* _Data provided_:

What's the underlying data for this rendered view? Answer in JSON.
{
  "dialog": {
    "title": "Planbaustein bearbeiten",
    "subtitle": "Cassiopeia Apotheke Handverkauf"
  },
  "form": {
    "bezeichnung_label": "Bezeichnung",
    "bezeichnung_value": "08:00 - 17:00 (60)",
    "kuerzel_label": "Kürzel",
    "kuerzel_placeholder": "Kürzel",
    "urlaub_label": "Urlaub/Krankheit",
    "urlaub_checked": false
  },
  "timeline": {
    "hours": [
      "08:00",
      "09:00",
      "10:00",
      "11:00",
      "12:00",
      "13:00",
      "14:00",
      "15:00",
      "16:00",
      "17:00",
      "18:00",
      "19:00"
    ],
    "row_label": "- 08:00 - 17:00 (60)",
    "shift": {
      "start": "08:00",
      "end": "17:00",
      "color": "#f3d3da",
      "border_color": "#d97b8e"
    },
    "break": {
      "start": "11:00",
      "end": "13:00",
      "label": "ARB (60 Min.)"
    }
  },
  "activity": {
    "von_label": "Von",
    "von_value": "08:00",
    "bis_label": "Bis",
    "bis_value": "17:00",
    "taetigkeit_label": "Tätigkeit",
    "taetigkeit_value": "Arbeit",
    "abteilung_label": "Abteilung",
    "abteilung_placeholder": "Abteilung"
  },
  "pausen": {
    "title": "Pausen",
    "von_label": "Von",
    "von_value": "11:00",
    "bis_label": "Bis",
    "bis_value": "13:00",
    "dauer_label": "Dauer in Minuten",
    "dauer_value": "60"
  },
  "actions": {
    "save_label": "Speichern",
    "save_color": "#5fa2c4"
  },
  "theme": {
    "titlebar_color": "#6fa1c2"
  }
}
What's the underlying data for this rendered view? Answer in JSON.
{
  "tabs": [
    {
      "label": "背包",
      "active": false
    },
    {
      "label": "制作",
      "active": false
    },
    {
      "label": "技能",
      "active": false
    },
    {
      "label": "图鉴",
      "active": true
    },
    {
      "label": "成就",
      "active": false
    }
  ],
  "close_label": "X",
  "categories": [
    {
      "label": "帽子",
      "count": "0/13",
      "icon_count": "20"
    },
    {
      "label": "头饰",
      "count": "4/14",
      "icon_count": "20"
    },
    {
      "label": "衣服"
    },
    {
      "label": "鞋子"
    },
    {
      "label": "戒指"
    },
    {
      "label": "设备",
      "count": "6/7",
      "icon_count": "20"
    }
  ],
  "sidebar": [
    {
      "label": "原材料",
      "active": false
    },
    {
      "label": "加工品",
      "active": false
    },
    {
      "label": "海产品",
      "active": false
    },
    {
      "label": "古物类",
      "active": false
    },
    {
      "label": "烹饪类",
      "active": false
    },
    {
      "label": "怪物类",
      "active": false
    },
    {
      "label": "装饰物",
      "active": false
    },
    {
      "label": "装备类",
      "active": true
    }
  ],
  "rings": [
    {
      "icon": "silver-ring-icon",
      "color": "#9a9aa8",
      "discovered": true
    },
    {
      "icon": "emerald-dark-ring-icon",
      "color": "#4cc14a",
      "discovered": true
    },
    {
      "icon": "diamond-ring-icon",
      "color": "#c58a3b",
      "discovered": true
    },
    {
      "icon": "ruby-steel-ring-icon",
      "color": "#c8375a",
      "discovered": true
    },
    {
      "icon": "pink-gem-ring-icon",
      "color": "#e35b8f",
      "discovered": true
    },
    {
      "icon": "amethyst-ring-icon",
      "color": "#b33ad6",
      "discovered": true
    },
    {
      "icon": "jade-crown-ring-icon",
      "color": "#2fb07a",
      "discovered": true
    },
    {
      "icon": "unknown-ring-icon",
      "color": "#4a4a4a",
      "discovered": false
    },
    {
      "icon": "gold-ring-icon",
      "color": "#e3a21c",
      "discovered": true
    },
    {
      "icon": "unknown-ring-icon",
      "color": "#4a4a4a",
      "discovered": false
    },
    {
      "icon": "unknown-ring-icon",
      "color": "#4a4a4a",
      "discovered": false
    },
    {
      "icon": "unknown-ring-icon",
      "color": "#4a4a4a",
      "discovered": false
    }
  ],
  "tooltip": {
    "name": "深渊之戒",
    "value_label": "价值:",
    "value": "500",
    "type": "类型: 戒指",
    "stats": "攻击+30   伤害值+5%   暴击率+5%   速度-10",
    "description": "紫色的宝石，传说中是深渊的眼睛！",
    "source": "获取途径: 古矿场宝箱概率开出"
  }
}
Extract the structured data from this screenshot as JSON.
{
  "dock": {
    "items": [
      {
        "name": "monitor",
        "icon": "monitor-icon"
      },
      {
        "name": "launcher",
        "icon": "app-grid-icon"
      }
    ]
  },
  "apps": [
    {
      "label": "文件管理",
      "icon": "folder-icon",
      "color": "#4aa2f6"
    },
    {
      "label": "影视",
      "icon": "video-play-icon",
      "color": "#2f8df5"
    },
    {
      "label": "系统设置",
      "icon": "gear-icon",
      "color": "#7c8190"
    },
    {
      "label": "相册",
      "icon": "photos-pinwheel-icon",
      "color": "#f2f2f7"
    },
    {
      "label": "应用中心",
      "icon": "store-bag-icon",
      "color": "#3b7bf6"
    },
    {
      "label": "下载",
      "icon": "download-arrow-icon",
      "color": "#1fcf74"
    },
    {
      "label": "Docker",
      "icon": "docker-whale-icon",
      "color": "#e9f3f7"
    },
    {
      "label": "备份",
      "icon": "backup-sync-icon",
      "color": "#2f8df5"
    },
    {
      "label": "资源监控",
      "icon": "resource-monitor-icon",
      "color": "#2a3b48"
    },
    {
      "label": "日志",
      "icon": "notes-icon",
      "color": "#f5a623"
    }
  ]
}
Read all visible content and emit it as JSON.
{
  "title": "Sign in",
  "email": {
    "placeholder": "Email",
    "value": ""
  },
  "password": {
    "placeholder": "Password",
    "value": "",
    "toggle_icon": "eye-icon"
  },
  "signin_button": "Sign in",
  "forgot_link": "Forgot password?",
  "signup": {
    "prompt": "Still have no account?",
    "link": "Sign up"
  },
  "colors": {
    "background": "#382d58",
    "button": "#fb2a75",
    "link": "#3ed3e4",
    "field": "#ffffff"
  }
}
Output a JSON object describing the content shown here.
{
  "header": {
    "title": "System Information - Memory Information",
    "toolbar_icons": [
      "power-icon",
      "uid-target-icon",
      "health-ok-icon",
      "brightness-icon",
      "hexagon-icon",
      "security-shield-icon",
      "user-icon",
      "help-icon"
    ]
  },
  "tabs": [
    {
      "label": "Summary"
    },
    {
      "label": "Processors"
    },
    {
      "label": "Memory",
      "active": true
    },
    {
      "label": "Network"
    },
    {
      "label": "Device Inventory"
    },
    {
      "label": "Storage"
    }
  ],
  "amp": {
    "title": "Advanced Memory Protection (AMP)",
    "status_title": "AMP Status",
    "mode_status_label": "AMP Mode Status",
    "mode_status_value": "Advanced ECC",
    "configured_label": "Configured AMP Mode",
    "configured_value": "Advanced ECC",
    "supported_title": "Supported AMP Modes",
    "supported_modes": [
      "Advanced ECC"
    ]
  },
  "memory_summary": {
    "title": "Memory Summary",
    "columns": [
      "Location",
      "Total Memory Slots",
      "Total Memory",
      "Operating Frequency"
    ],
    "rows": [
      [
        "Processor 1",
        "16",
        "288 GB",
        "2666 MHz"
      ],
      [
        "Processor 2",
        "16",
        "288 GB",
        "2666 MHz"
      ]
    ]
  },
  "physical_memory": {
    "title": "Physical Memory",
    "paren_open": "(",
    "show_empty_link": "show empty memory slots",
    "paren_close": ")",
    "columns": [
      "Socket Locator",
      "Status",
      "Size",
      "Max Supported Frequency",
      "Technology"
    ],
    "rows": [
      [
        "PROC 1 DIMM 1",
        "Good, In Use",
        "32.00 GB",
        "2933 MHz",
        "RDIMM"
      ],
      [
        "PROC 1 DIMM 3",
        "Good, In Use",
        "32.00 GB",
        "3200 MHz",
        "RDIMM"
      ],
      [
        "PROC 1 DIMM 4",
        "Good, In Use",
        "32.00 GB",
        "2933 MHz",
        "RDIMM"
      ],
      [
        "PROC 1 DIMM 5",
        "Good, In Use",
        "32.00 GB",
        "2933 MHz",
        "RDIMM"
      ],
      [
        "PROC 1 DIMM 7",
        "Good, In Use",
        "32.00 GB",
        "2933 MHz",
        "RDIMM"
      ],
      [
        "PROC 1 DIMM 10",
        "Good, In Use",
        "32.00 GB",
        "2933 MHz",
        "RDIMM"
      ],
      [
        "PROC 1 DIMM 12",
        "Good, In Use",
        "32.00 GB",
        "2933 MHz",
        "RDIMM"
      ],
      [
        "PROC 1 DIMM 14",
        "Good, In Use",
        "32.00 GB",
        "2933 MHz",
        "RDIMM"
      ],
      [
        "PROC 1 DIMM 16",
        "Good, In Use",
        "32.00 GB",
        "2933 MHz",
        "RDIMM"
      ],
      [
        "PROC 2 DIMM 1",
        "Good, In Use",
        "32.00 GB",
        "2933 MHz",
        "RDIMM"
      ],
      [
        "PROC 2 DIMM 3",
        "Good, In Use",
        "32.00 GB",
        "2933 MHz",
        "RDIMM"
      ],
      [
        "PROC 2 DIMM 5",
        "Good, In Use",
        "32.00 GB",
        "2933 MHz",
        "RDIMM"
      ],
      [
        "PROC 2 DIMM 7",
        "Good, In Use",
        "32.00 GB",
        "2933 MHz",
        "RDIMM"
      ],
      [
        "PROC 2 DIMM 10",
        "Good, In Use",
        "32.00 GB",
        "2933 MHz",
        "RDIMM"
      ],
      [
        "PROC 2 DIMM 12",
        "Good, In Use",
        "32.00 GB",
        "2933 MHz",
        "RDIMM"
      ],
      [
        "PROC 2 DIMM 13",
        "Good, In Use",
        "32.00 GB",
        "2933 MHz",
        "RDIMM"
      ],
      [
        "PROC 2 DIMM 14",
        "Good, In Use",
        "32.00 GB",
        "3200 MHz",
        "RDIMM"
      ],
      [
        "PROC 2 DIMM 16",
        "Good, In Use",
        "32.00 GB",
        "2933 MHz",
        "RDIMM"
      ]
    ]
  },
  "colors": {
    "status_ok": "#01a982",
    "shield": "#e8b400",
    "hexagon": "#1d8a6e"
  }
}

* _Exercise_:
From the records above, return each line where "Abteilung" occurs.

* _Written solution_:
    "abteilung_label": "Abteilung",
    "abteilung_placeholder": "Abteilung"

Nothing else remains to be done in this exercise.